Polish lawyers have expressed concerns that plans for a national register of people who have attempted suicide could “violate fundamental rights”, reports Rzeczpospolita.
They warn that the database, which would be set up in order to monitor and prevent future suicide attempts among those most at risk, could raise privacy issues, possibly compromising an individual’s dignity and family life. Experts also suggest this could add an extra burden to Poland’s already troubled and budget-starved mental health care system.
The resolution to work on the register was adopted on 10 April by a team working on suicide and depression prevention at the public health council of the health ministry.
They argue that it is a necessary measure because data on the mental health of newly admitted patients is often difficult to access, with doctors left unable to make quick assessments of the risk of suicide. This poses an even larger threat in patients with a history of mental health illness.
“As shown in scientific studies, but also the experience of psychiatrists, after an attempted suicide a person has an increased risk of making another attempt – and this can be a successful one,” Professor Piotr Gałecki, a national consultant in psychiatry, told Rzeczpospolita.
“If doctors knew about the earlier suicide attempts, they would most likely keep the patient in hospital for treatment, saving their life.”
But lawyers warn that the creation of a register of patients may present a privacy risk. The ministerial team later clarified that they do not believe the term “register” to be the most appropriate name for a collection of such sensitive data.
“It would be a public register – in addition to having a great potential for violating fundamental rights, especially for the protection of personal data, privacy, intimacy, dignity and family life,” said lawyer Paweł Litwiński, quoted by Rzeczpospolita.
According to Litwiński, extensive analysis should take place before such information is collected and made available. “It is necessary to prove that a register of suicide attempts would make it possible to save patients who are released from hospital from suicide,” he said.
Speaking to Wysokie Obcasy, psychiatrist Aleksandra Krasowska also expressed her scepticism at the plans.

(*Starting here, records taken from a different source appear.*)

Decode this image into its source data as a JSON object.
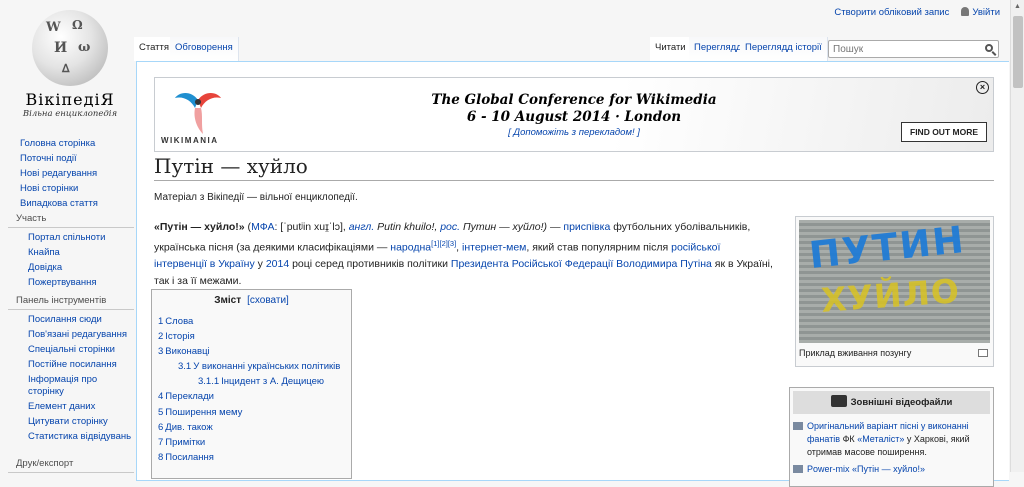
{
  "logo": {
    "title": "ВікіпедіЯ",
    "subtitle": "Вільна енциклопедія"
  },
  "personal": {
    "create_account": "Створити обліковий запис",
    "login": "Увійти"
  },
  "tabs": {
    "article": "Стаття",
    "talk": "Обговорення",
    "read": "Читати",
    "edit": "Переглядд",
    "edit_real": "Переглядд",
    "history": "Переглядд історії"
  },
  "search": {
    "placeholder": "Пошук"
  },
  "sidebar": {
    "main": [
      "Головна сторінка",
      "Поточні події",
      "Нові редагування",
      "Нові сторінки",
      "Випадкова стаття"
    ],
    "participation": {
      "title": "Участь",
      "items": [
        "Портал спільноти",
        "Кнайпа",
        "Довідка",
        "Пожертвування"
      ]
    },
    "tools": {
      "title": "Панель інструментів",
      "items": [
        "Посилання сюди",
        "Пов'язані редагування",
        "Спеціальні сторінки",
        "Постійне посилання",
        "Інформація про сторінку",
        "Елемент даних",
        "Цитувати сторінку",
        "Статистика відвідувань"
      ]
    },
    "print": {
      "title": "Друк/експорт"
    }
  },
  "banner": {
    "title_line1": "The Global Conference for Wikimedia",
    "title_line2": "6 - 10 August 2014 · London",
    "help": "[ Допоможіть з перекладом! ]",
    "button": "FIND OUT MORE",
    "brand": "WIKIMANIA"
  },
  "page": {
    "title": "Путін — хуйло",
    "sitesub": "Матеріал з Вікіпедії — вільної енциклопедії."
  },
  "lead": {
    "bold": "«Путін — хуйло!»",
    "t1": " (",
    "mfa": "МФА",
    "t2": ": [ˈputʲin xuɪ̯ˈlɔ], ",
    "eng": "англ.",
    "t3": " Putin khuilo!, ",
    "rus": "рос.",
    "t4": " Путин — хуйло!) — ",
    "pryspivka": "приспівка",
    "t5": " футбольних уболівальників, українська пісня (за деякими класифікаціями — ",
    "narodna": "народна",
    "refs": "[1][2][3]",
    "t6": ", ",
    "meme": "інтернет-мем",
    "t7": ", який став популярним після ",
    "intervention": "російської інтервенції в Україну",
    "t8": " у ",
    "year": "2014",
    "t9": " році серед противників політики ",
    "president": "Президента Російської Федерації Володимира Путіна",
    "t10": " як в Україні, так і за її межами."
  },
  "toc": {
    "title": "Зміст",
    "toggle": "[сховати]",
    "items": [
      {
        "num": "1",
        "label": "Слова",
        "level": 1
      },
      {
        "num": "2",
        "label": "Історія",
        "level": 1
      },
      {
        "num": "3",
        "label": "Виконавці",
        "level": 1
      },
      {
        "num": "3.1",
        "label": "У виконанні українських політиків",
        "level": 2
      },
      {
        "num": "3.1.1",
        "label": "Інцидент з А. Дещицею",
        "level": 3
      },
      {
        "num": "4",
        "label": "Переклади",
        "level": 1
      },
      {
        "num": "5",
        "label": "Поширення мему",
        "level": 1
      },
      {
        "num": "6",
        "label": "Див. також",
        "level": 1
      },
      {
        "num": "7",
        "label": "Примітки",
        "level": 1
      },
      {
        "num": "8",
        "label": "Посилання",
        "level": 1
      }
    ]
  },
  "thumb": {
    "caption": "Приклад вживання позунгу",
    "photo_text1": "ПУТИН",
    "photo_text2": "ХУЙЛО"
  },
  "external": {
    "title": "Зовнішні відеофайли",
    "items": [
      {
        "link": "Оригінальний варіант пісні у виконанні фанатів",
        "t1": " ФК ",
        "club": "«Металіст»",
        "t2": " у Харкові, який отримав масове поширення."
      },
      {
        "link": "Power-mix «Путін — хуйло!»",
        "t1": "",
        "club": "",
        "t2": ""
      }
    ]
  }
}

“An attempted suicide is an act that can have very complex grounds,” she explains. “Information taken out of context may, in my opinion, worsen the patient’s situation instead of improving their safety. I do not know of any research indicating that the use of such registers improves patient safety.”
Krasowska added that the issue of retrieving data on patients’ past experiences should not be solved “at the expense of medical confidentiality”.

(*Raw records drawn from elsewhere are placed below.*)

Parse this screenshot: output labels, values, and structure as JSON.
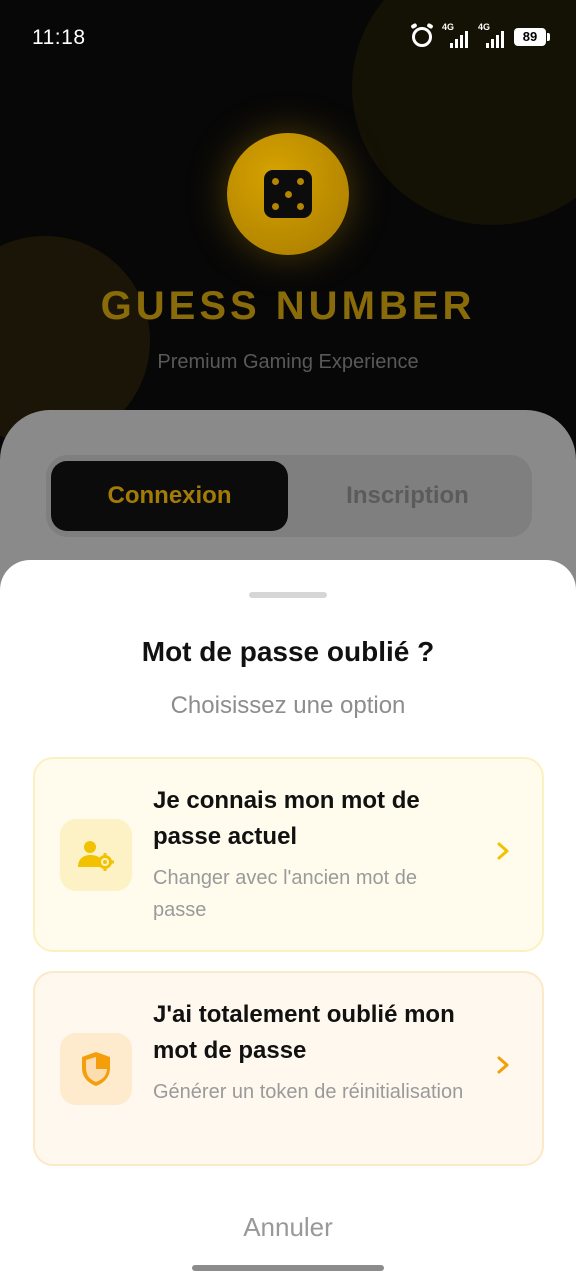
{
  "status_bar": {
    "time": "11:18",
    "network_1": "4G",
    "network_2": "4G",
    "battery": "89"
  },
  "brand": {
    "icon": "dice-icon",
    "title": "GUESS NUMBER",
    "subtitle": "Premium Gaming Experience",
    "accent_color": "#D6A300"
  },
  "auth_tabs": {
    "login": "Connexion",
    "register": "Inscription",
    "selected": "Connexion"
  },
  "sheet": {
    "title": "Mot de passe oublié ?",
    "subtitle": "Choisissez une option",
    "options": [
      {
        "title": "Je connais mon mot de passe actuel",
        "description": "Changer avec l'ancien mot de passe",
        "icon": "user-gear-icon",
        "color": "#F2C200"
      },
      {
        "title": "J'ai totalement oublié mon mot de passe",
        "description": "Générer un token de réinitialisation",
        "icon": "shield-icon",
        "color": "#F59E0B"
      }
    ],
    "cancel_label": "Annuler"
  }
}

“The fact that you have attempted suicide in the past does not mean that, at any given time, any person should be subjected to any actions, especially being forced to stay in a hospital, if there is no indication of suicide at that time,” she continued. Krasowska believes that instead the government should increase funding of the mental health care sector and improve access to psychiatrists.
In 2019, 5,255 people took their own lives in Poland, reports Rzeczpospolita, although experts claim that the real number of suicide attempts may be 10-15 times higher. The overwhelming majority – nearly 4,500 – were men, who are globally more likely to die by suicide than women. Recent Polish data also suggests that those most at risk include married people.
Psychiatrists also warn there may be increased numbers of people suffering from mental health illnesses in months to come, as the financial and emotional toll of the pandemic becomes more apparent.
Gałecki says this demonstrates the need for a national database of those who have previously attempted suicide. But he adds that it “should only be made available to certain persons or services directly involved in saving a person’s life or improving their health”, and could be protected with safeguarding. Its successful implementation, he says, would allow more effective care to be given to those in need in future.
The mental health care sector in Poland is in crisis, beset by years of insufficient monetary support, short staffing and an endemic stigma towards mental health illnesses.
With nine psychiatrists per 100,000 Poles, and chronic underfunding – the country spends just 3.7% of the entire amount available to its National Health Service on funding mental health care – patients have often been left waiting weeks or even months for appropriate help.
However, with increasing numbers suffering from mental health illnesses, grassroots initiatives have been springing up across Poland to shoulder some of the burden, particularly during the time of coronavirus. Residents of Warsaw’s Śródmieście district were able to make use of a specially designed helpline to support those thinking about suicide during lockdown, reports Gazeta Wyborcza, the first local government in Poland to launch such a service.
Meanwhile, another helpline, “Telefon Pogadania“, was set up in April, allowing those feeling lonely to phone in and have a normal human conversation.
Main image credit: Piqsels